Then there’s the people. Unlike San Francisco, New Orleans is almost perfectly binary on the color spectrum: just black and white. In four days I noticed two Latinos, and thought I was going to make it home without seeing a single Asian until we stumbled into Cafe du Monde, the famous bignet house. Bignets are a New Orleans specialty which consist of fried bread crop dusted with powdered sugar. For what’s essentially the most famous doughnut place in town to be entirely staffed by Chinese Americans was almost too much cliche to bear, even for me. Forget “The Big Easy”, “Who Dat?” is the city’s real motto, as one sees it crammed everywhere from t-shirts to billboards to newspaper front-pages. Style is in rough shape: women frump it up in pajamas, while men only seem to wear non-funny printed t-shirts which read things like “Skilled in Every Position” and “I Don’t Give a Fuck” and (of course) “Who Dat?”. On more than one occasion, I spotted front yards with plastic flowers planted in the ground (our hosts promised us you could see people actually watering their ‘plants’). One finds dilapidated houses everywhere, even in the wealthier districts. Many
establishments have balconies, everybody has a porch, and there are mouthbreathers everywhere. The sidewalks present a mortal danger.
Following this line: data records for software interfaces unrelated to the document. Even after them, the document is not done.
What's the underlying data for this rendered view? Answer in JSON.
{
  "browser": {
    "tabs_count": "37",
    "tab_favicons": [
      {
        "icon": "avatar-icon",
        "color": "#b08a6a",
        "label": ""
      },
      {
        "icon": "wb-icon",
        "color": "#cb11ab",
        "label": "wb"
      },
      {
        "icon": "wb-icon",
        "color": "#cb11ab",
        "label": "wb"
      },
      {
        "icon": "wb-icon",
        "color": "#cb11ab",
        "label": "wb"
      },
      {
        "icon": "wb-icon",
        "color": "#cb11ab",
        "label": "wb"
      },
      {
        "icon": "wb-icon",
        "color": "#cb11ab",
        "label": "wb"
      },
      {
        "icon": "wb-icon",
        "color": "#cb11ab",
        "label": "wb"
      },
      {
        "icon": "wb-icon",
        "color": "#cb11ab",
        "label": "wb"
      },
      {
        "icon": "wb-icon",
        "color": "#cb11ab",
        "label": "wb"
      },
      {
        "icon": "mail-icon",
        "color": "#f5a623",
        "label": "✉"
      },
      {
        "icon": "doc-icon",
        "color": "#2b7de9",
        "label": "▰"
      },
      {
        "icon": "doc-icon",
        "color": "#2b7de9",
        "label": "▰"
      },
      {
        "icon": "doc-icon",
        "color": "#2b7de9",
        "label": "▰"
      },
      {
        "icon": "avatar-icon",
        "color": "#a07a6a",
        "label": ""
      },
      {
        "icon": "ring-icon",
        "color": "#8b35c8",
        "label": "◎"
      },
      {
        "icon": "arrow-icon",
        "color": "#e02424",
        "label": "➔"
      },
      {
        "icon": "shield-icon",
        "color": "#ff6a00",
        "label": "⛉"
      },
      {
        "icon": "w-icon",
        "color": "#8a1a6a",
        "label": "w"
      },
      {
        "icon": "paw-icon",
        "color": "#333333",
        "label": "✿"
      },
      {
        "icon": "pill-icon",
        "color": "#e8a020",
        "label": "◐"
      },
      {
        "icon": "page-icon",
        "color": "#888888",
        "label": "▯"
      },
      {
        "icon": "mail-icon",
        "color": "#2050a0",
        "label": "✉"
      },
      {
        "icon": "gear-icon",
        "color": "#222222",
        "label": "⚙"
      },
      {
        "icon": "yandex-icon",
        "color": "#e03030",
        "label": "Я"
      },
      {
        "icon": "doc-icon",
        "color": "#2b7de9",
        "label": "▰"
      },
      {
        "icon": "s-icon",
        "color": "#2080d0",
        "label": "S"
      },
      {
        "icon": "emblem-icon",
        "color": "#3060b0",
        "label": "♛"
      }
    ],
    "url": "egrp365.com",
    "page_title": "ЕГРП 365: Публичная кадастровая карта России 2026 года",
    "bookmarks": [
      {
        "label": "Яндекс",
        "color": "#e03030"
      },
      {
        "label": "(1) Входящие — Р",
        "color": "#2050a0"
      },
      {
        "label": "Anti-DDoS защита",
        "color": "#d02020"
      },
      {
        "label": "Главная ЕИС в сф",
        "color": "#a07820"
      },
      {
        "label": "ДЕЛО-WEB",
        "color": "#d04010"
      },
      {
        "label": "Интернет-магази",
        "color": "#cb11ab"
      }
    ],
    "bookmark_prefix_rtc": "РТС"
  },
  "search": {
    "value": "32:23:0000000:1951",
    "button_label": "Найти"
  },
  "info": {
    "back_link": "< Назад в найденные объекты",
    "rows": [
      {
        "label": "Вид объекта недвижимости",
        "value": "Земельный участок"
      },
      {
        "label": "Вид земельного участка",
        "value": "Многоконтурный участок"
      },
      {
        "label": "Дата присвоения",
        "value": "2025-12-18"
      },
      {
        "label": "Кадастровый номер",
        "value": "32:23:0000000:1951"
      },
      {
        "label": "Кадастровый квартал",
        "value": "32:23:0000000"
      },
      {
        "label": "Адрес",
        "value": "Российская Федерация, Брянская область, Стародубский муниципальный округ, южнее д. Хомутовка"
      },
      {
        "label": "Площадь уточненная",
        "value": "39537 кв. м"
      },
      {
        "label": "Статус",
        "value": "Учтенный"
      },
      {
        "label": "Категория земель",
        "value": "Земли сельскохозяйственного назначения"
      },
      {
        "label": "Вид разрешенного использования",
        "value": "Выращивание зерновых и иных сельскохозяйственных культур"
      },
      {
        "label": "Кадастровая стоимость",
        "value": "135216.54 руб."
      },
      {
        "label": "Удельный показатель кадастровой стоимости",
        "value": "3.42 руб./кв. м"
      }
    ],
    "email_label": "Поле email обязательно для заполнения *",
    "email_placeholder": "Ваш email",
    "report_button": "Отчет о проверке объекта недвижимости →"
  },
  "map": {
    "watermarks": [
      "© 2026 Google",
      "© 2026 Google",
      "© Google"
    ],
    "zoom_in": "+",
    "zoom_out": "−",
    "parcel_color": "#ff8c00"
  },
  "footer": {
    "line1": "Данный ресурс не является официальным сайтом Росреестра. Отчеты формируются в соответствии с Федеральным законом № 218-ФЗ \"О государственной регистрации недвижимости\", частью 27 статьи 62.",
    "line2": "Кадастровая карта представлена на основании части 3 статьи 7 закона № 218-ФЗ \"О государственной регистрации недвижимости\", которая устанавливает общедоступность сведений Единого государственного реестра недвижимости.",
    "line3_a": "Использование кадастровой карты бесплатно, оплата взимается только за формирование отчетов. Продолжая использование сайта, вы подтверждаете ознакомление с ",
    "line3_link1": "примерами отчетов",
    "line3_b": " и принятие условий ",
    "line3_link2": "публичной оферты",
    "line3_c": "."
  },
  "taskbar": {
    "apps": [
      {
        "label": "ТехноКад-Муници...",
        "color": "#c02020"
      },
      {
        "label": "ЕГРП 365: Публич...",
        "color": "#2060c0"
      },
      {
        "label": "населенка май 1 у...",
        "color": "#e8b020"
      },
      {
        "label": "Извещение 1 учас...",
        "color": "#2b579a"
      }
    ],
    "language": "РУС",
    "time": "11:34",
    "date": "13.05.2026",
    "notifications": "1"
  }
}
Amidst the Mardi Gras swag, I struggled to find a classy piece of New Orleans to take home. Luckily, I found two beautiful original prints at Poets Framing and Gallery on Magazine Street in the Lower Garden district, which is somewhat akin to San Francisco’s Valencia street. If you visit New Orleans, you must visit Stephan Wanger’s art gallery. In an ode to his adopted city after the devastation of Katrina, Wanger is completing a series of mosaics constructed entirely of salvaged Mardi Gras beads. The scope and detail is stunning, and his current piece, when complete, will take the title as worlds largest bead image (take that, 5th graders of Scoil Naomh Iosaf elementary school in Ireland).
We definitely had a great time. Next stop: Cleveland. Just kidding.
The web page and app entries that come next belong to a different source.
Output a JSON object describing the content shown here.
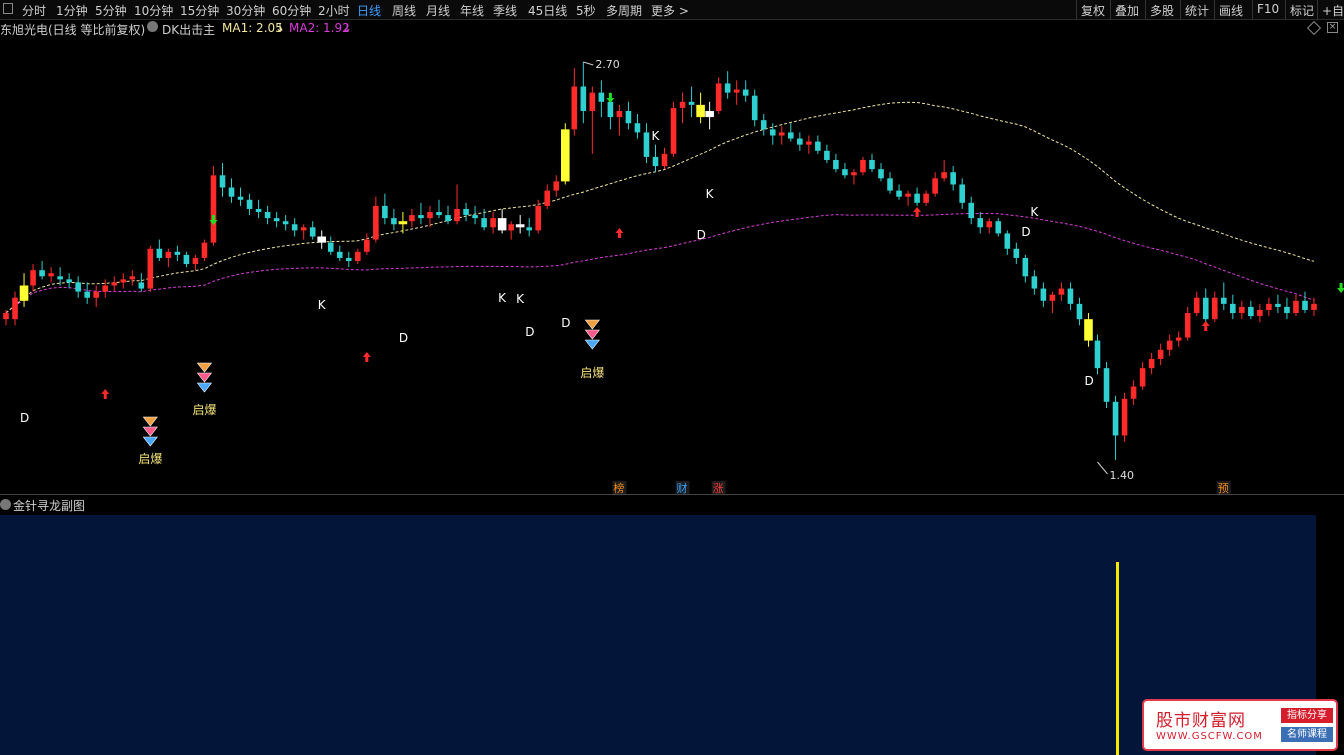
{
  "toolbar": {
    "periods": [
      "分时",
      "1分钟",
      "5分钟",
      "10分钟",
      "15分钟",
      "30分钟",
      "60分钟",
      "2小时",
      "日线",
      "周线",
      "月线",
      "年线",
      "季线",
      "45日线",
      "5秒",
      "多周期",
      "更多 >"
    ],
    "active_period": "日线",
    "tools": [
      "复权",
      "叠加",
      "多股",
      "统计",
      "画线",
      "F10",
      "标记",
      "+自"
    ]
  },
  "legend": {
    "stock": "东旭光电(日线 等比前复权)",
    "indicator": "DK出击主",
    "ma1_label": "MA1: 2.05",
    "ma1_arrow": "↓",
    "ma2_label": "MA2: 1.92",
    "ma2_arrow": "↓"
  },
  "colors": {
    "up": "#ff2a2a",
    "down": "#2fd0d0",
    "ma1": "#f2e6a0",
    "ma2": "#d93cd9",
    "yellow_box": "#ffff33",
    "white_box": "#ffffff",
    "sub_bg": "#03163a"
  },
  "chart_data": {
    "type": "candlestick",
    "price_high_label": "2.70",
    "price_low_label": "1.40",
    "ma_lines": [
      {
        "name": "MA1",
        "value": 2.05
      },
      {
        "name": "MA2",
        "value": 1.92
      }
    ],
    "ohlc": [
      [
        1.86,
        1.89,
        1.84,
        1.88
      ],
      [
        1.86,
        1.95,
        1.84,
        1.93
      ],
      [
        1.92,
        2.01,
        1.9,
        1.97
      ],
      [
        1.97,
        2.04,
        1.95,
        2.02
      ],
      [
        2.02,
        2.05,
        1.99,
        2.0
      ],
      [
        2.0,
        2.03,
        1.98,
        2.01
      ],
      [
        2.0,
        2.03,
        1.97,
        1.99
      ],
      [
        1.99,
        2.01,
        1.96,
        1.98
      ],
      [
        1.98,
        2.0,
        1.93,
        1.95
      ],
      [
        1.95,
        1.98,
        1.91,
        1.93
      ],
      [
        1.93,
        1.97,
        1.9,
        1.95
      ],
      [
        1.95,
        1.99,
        1.93,
        1.97
      ],
      [
        1.97,
        2.0,
        1.95,
        1.98
      ],
      [
        1.98,
        2.01,
        1.96,
        1.99
      ],
      [
        1.99,
        2.02,
        1.97,
        2.0
      ],
      [
        1.98,
        2.01,
        1.95,
        1.96
      ],
      [
        1.96,
        2.1,
        1.95,
        2.09
      ],
      [
        2.09,
        2.12,
        2.05,
        2.06
      ],
      [
        2.06,
        2.09,
        2.03,
        2.08
      ],
      [
        2.08,
        2.1,
        2.05,
        2.07
      ],
      [
        2.07,
        2.08,
        2.03,
        2.04
      ],
      [
        2.04,
        2.07,
        2.02,
        2.06
      ],
      [
        2.06,
        2.12,
        2.05,
        2.11
      ],
      [
        2.11,
        2.36,
        2.1,
        2.33
      ],
      [
        2.33,
        2.37,
        2.26,
        2.29
      ],
      [
        2.29,
        2.32,
        2.24,
        2.26
      ],
      [
        2.26,
        2.29,
        2.23,
        2.25
      ],
      [
        2.25,
        2.27,
        2.2,
        2.22
      ],
      [
        2.22,
        2.25,
        2.19,
        2.21
      ],
      [
        2.21,
        2.23,
        2.17,
        2.19
      ],
      [
        2.19,
        2.21,
        2.16,
        2.18
      ],
      [
        2.18,
        2.2,
        2.15,
        2.17
      ],
      [
        2.17,
        2.19,
        2.13,
        2.15
      ],
      [
        2.15,
        2.17,
        2.12,
        2.16
      ],
      [
        2.16,
        2.18,
        2.12,
        2.13
      ],
      [
        2.13,
        2.15,
        2.09,
        2.11
      ],
      [
        2.11,
        2.13,
        2.07,
        2.08
      ],
      [
        2.08,
        2.1,
        2.05,
        2.06
      ],
      [
        2.06,
        2.08,
        2.03,
        2.05
      ],
      [
        2.05,
        2.09,
        2.04,
        2.08
      ],
      [
        2.08,
        2.14,
        2.07,
        2.12
      ],
      [
        2.12,
        2.26,
        2.11,
        2.23
      ],
      [
        2.23,
        2.27,
        2.17,
        2.19
      ],
      [
        2.19,
        2.22,
        2.15,
        2.17
      ],
      [
        2.17,
        2.21,
        2.14,
        2.18
      ],
      [
        2.18,
        2.22,
        2.16,
        2.2
      ],
      [
        2.2,
        2.24,
        2.17,
        2.19
      ],
      [
        2.19,
        2.23,
        2.16,
        2.21
      ],
      [
        2.21,
        2.25,
        2.19,
        2.2
      ],
      [
        2.2,
        2.23,
        2.17,
        2.18
      ],
      [
        2.18,
        2.3,
        2.17,
        2.22
      ],
      [
        2.22,
        2.24,
        2.18,
        2.2
      ],
      [
        2.2,
        2.23,
        2.17,
        2.19
      ],
      [
        2.19,
        2.22,
        2.15,
        2.16
      ],
      [
        2.16,
        2.21,
        2.14,
        2.19
      ],
      [
        2.19,
        2.22,
        2.14,
        2.15
      ],
      [
        2.15,
        2.18,
        2.12,
        2.17
      ],
      [
        2.17,
        2.2,
        2.14,
        2.16
      ],
      [
        2.16,
        2.19,
        2.13,
        2.15
      ],
      [
        2.15,
        2.25,
        2.14,
        2.23
      ],
      [
        2.23,
        2.3,
        2.22,
        2.28
      ],
      [
        2.28,
        2.33,
        2.26,
        2.31
      ],
      [
        2.31,
        2.5,
        2.3,
        2.48
      ],
      [
        2.48,
        2.68,
        2.46,
        2.62
      ],
      [
        2.62,
        2.7,
        2.5,
        2.54
      ],
      [
        2.54,
        2.62,
        2.4,
        2.6
      ],
      [
        2.6,
        2.64,
        2.52,
        2.57
      ],
      [
        2.57,
        2.6,
        2.48,
        2.52
      ],
      [
        2.52,
        2.56,
        2.46,
        2.54
      ],
      [
        2.54,
        2.57,
        2.48,
        2.5
      ],
      [
        2.5,
        2.53,
        2.45,
        2.47
      ],
      [
        2.47,
        2.5,
        2.37,
        2.39
      ],
      [
        2.39,
        2.43,
        2.34,
        2.36
      ],
      [
        2.36,
        2.42,
        2.35,
        2.4
      ],
      [
        2.4,
        2.57,
        2.39,
        2.55
      ],
      [
        2.55,
        2.6,
        2.5,
        2.57
      ],
      [
        2.57,
        2.62,
        2.52,
        2.56
      ],
      [
        2.56,
        2.6,
        2.5,
        2.52
      ],
      [
        2.52,
        2.57,
        2.48,
        2.54
      ],
      [
        2.54,
        2.65,
        2.53,
        2.63
      ],
      [
        2.63,
        2.67,
        2.58,
        2.6
      ],
      [
        2.6,
        2.64,
        2.56,
        2.61
      ],
      [
        2.61,
        2.64,
        2.57,
        2.59
      ],
      [
        2.59,
        2.61,
        2.49,
        2.51
      ],
      [
        2.51,
        2.53,
        2.46,
        2.48
      ],
      [
        2.48,
        2.5,
        2.43,
        2.46
      ],
      [
        2.46,
        2.49,
        2.43,
        2.47
      ],
      [
        2.47,
        2.5,
        2.44,
        2.45
      ],
      [
        2.45,
        2.47,
        2.41,
        2.43
      ],
      [
        2.43,
        2.46,
        2.4,
        2.44
      ],
      [
        2.44,
        2.46,
        2.4,
        2.41
      ],
      [
        2.41,
        2.43,
        2.37,
        2.38
      ],
      [
        2.38,
        2.4,
        2.34,
        2.35
      ],
      [
        2.35,
        2.37,
        2.32,
        2.33
      ],
      [
        2.33,
        2.35,
        2.3,
        2.34
      ],
      [
        2.34,
        2.39,
        2.33,
        2.38
      ],
      [
        2.38,
        2.4,
        2.34,
        2.35
      ],
      [
        2.35,
        2.37,
        2.31,
        2.32
      ],
      [
        2.32,
        2.34,
        2.27,
        2.28
      ],
      [
        2.28,
        2.3,
        2.25,
        2.26
      ],
      [
        2.26,
        2.28,
        2.23,
        2.27
      ],
      [
        2.27,
        2.29,
        2.23,
        2.24
      ],
      [
        2.24,
        2.28,
        2.23,
        2.27
      ],
      [
        2.27,
        2.34,
        2.26,
        2.32
      ],
      [
        2.32,
        2.38,
        2.31,
        2.34
      ],
      [
        2.34,
        2.36,
        2.28,
        2.3
      ],
      [
        2.3,
        2.32,
        2.22,
        2.24
      ],
      [
        2.24,
        2.26,
        2.17,
        2.19
      ],
      [
        2.19,
        2.21,
        2.14,
        2.16
      ],
      [
        2.16,
        2.19,
        2.14,
        2.18
      ],
      [
        2.18,
        2.19,
        2.13,
        2.14
      ],
      [
        2.14,
        2.15,
        2.07,
        2.09
      ],
      [
        2.09,
        2.11,
        2.04,
        2.06
      ],
      [
        2.06,
        2.07,
        1.98,
        2.0
      ],
      [
        2.0,
        2.02,
        1.94,
        1.96
      ],
      [
        1.96,
        1.98,
        1.9,
        1.92
      ],
      [
        1.92,
        1.95,
        1.88,
        1.94
      ],
      [
        1.94,
        1.98,
        1.92,
        1.96
      ],
      [
        1.96,
        1.98,
        1.89,
        1.91
      ],
      [
        1.91,
        1.93,
        1.84,
        1.86
      ],
      [
        1.86,
        1.88,
        1.77,
        1.79
      ],
      [
        1.79,
        1.81,
        1.68,
        1.7
      ],
      [
        1.7,
        1.72,
        1.57,
        1.59
      ],
      [
        1.59,
        1.61,
        1.4,
        1.48
      ],
      [
        1.48,
        1.62,
        1.46,
        1.6
      ],
      [
        1.6,
        1.66,
        1.58,
        1.64
      ],
      [
        1.64,
        1.72,
        1.63,
        1.7
      ],
      [
        1.7,
        1.75,
        1.68,
        1.73
      ],
      [
        1.73,
        1.78,
        1.71,
        1.76
      ],
      [
        1.76,
        1.81,
        1.74,
        1.79
      ],
      [
        1.79,
        1.82,
        1.77,
        1.8
      ],
      [
        1.8,
        1.9,
        1.79,
        1.88
      ],
      [
        1.88,
        1.95,
        1.87,
        1.93
      ],
      [
        1.93,
        1.96,
        1.84,
        1.86
      ],
      [
        1.86,
        1.95,
        1.85,
        1.93
      ],
      [
        1.93,
        1.98,
        1.89,
        1.91
      ],
      [
        1.91,
        1.94,
        1.86,
        1.88
      ],
      [
        1.88,
        1.92,
        1.86,
        1.9
      ],
      [
        1.9,
        1.92,
        1.86,
        1.87
      ],
      [
        1.87,
        1.91,
        1.85,
        1.89
      ],
      [
        1.89,
        1.93,
        1.87,
        1.91
      ],
      [
        1.91,
        1.94,
        1.88,
        1.9
      ],
      [
        1.9,
        1.93,
        1.86,
        1.88
      ],
      [
        1.88,
        1.94,
        1.87,
        1.92
      ],
      [
        1.92,
        1.95,
        1.88,
        1.89
      ],
      [
        1.89,
        1.93,
        1.87,
        1.91
      ]
    ],
    "ma1_values_fraction": "smooth rising dashed line from 1.92 to 2.05",
    "markers": {
      "K": "K",
      "D": "D",
      "qibao": "启爆",
      "bottom_tags": [
        "榜",
        "财",
        "涨",
        "预"
      ]
    }
  },
  "sub_panel": {
    "title": "金针寻龙副图"
  },
  "watermark": {
    "main": "股市财富网",
    "url": "WWW.GSCFW.COM",
    "tag1": "指标分享",
    "tag2": "名师课程"
  }
}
I was going to type a description of Emile Zola, but then I thought “why compete with Wikipedia?” I’m especially fond of Zola’s role in the Dreyfus Affair. To see more art please visit http://www.adriancovertart.com/Adrian_Covert_Art/Home.html